In the previous APA, only four persons had standing to file a claim to revoke an acknowledgment of parentage: 1) the mother of the child; 2) the man who signed the acknowledgment; 3) the child who is the subject of the acknowledgment; or 4) a prosecuting attorney. In the new RPA, a new person has been added to the list, and that is “an alleged father.” This change is significant because it affords fathers who believe to be the biological father of a child standing to file paternity actions where they otherwise had none.
The person filing the claim still has to show by clear and convincing evidence that the man who signed the acknowledgement of parentage is not the biological father of the child. There are numerous bases listed in the APA (and the new RPA) in order to advance a claim to revoke an acknowledgment. Under the APA, the person also had to demonstrate that, considering the equities of the case, the revocation was proper. Comparatively, with the new RPA, the Court may refuse to enter an order setting aside the acknowledgment if the Court finds that the revocation would not be in the child’s best interests.
The time limits to bring actions to set aside acknowledgments are significantly impacted by the enactment of the RPA. The RPA allows for actions of this type to be filed within one year of the enactment of the statute regardless of the age of the child or the date that the acknowledgment was signed. In the APA, actions could be pursued within 3 years of the birth of the child or 1 year after the signing of the acknowledgment of parentage. In other words, an alleged father who files a claim to revoke an acknowledgment of parentage under the new RPA can do so within 1 year of June 12, 2012 regardless of the age of the child or when the acknowledgment of parentage was signed. This alleged father would not have had standing at all under the APA, and he would have been precluded from pursuing an action if not filed within the prescribed time limits.
The change certainly opens the door for claims to be filed to revoke parentage for children that are old enough to have strong bonds and relationships with fathers who ultimately could be determined not to be biologically related to them. For example, a man can now claim to be the biological father of a 10-year old child who has known her father to be someone else her whole life so long as he files his action before June 12, 2013. At the very least, the filing of the action will likely invoke a paternity test involving the 10 year-old. The emotional and psychological impact that this type of dispute can have on a child and the child’s family can be devastating.

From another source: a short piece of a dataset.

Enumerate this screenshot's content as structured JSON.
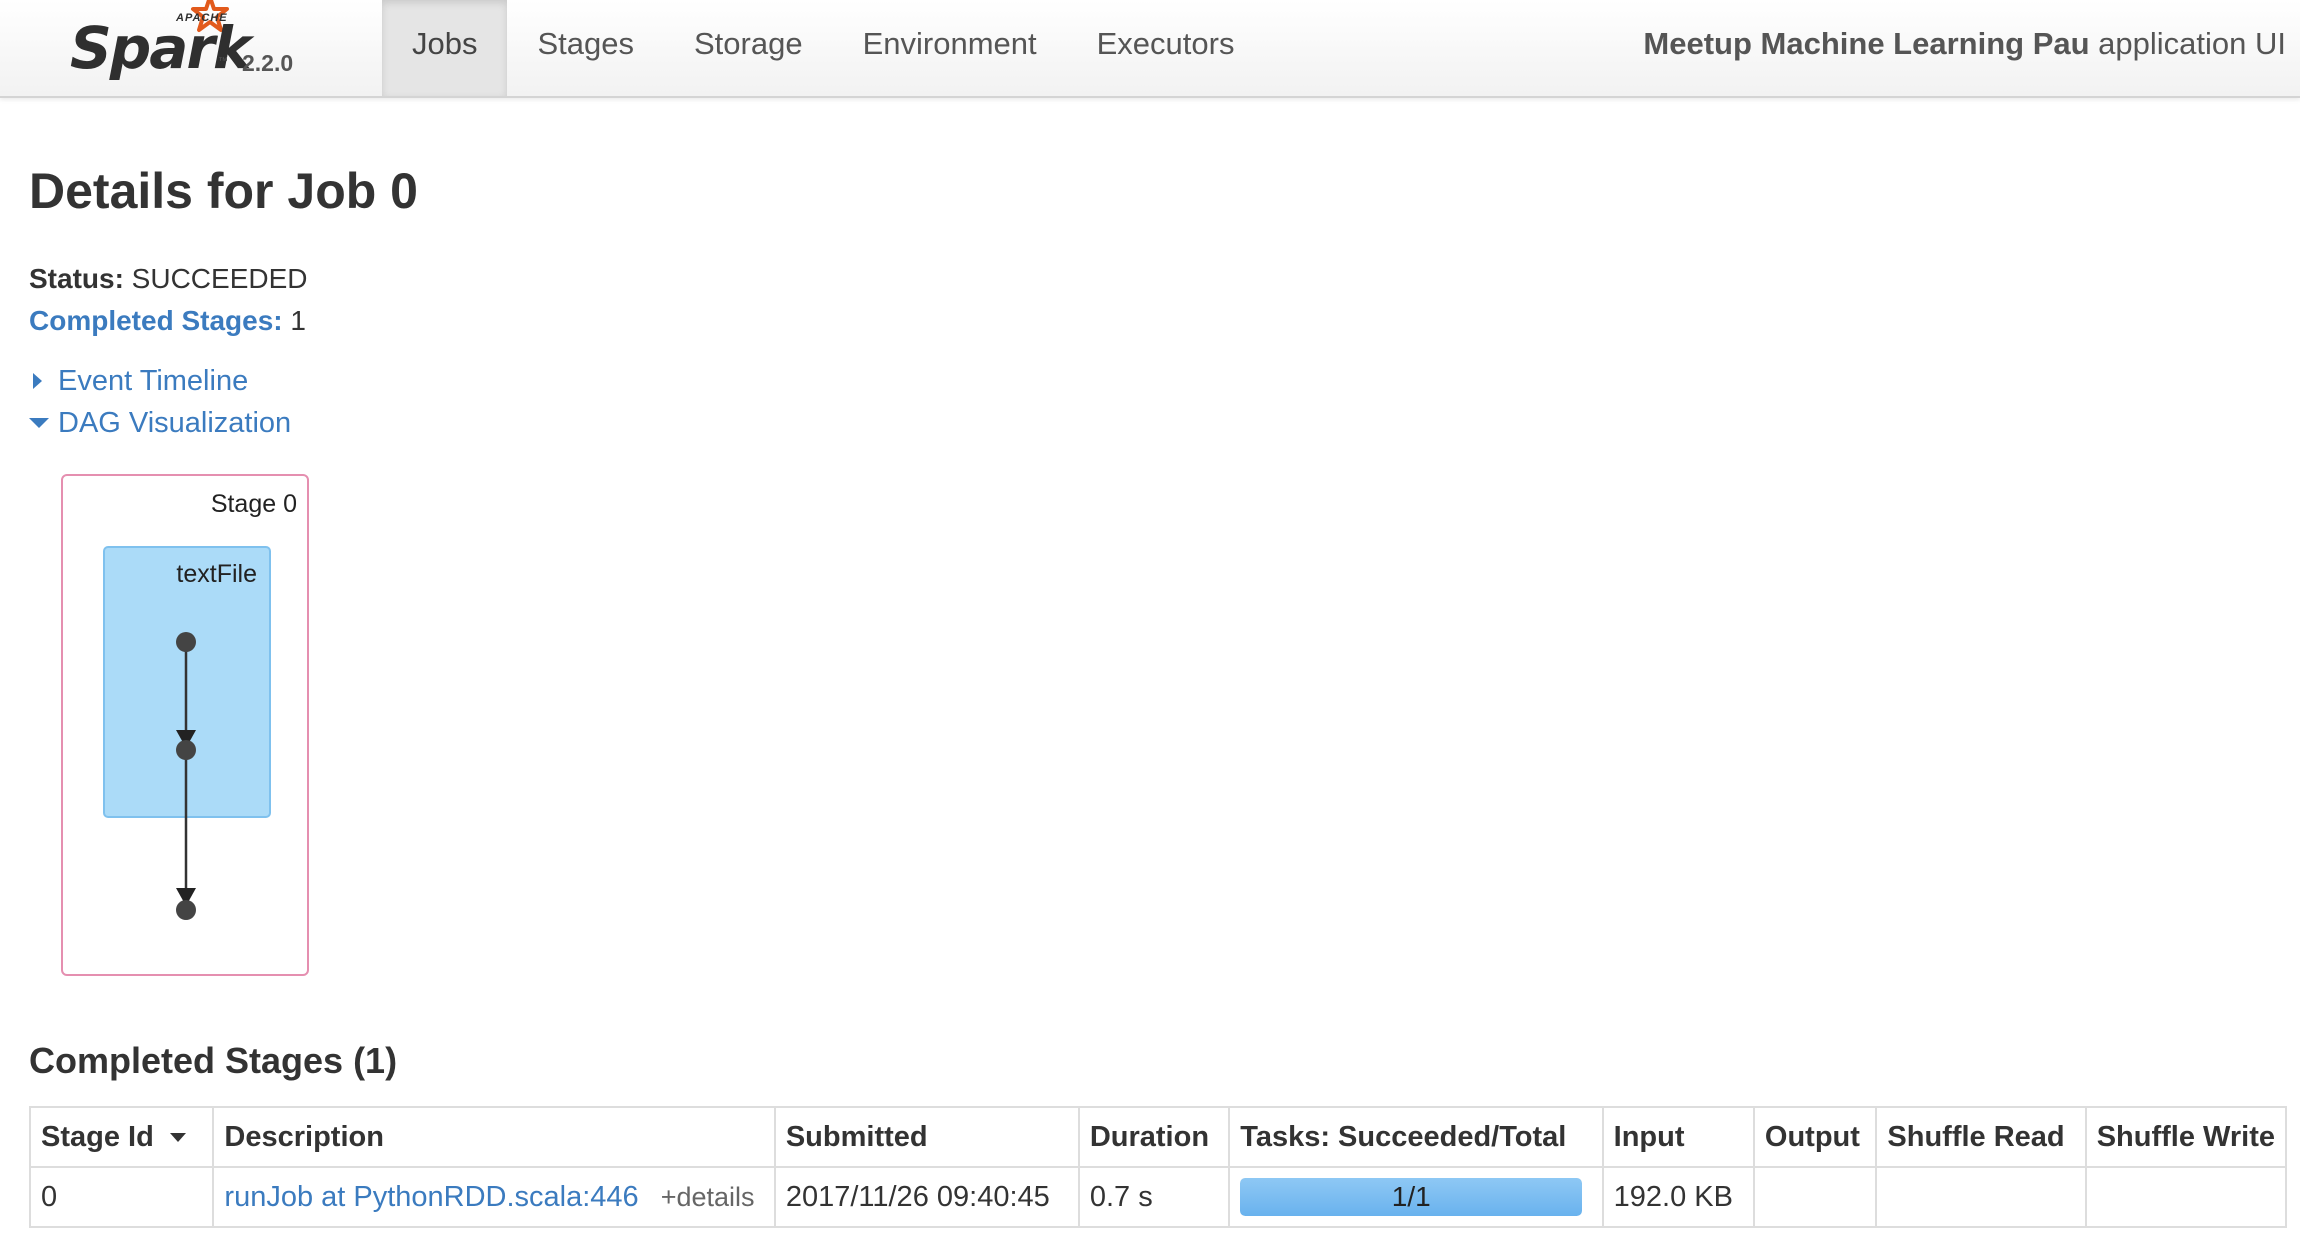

The landscape of paternity actions will surely continue to evolve in the future. As June 12, 2013 approaches, the door will close on the ability of alleged fathers to frustrate acknowledgments for older children. However, the changes made by the RPA are significant ones that will affect families in the future.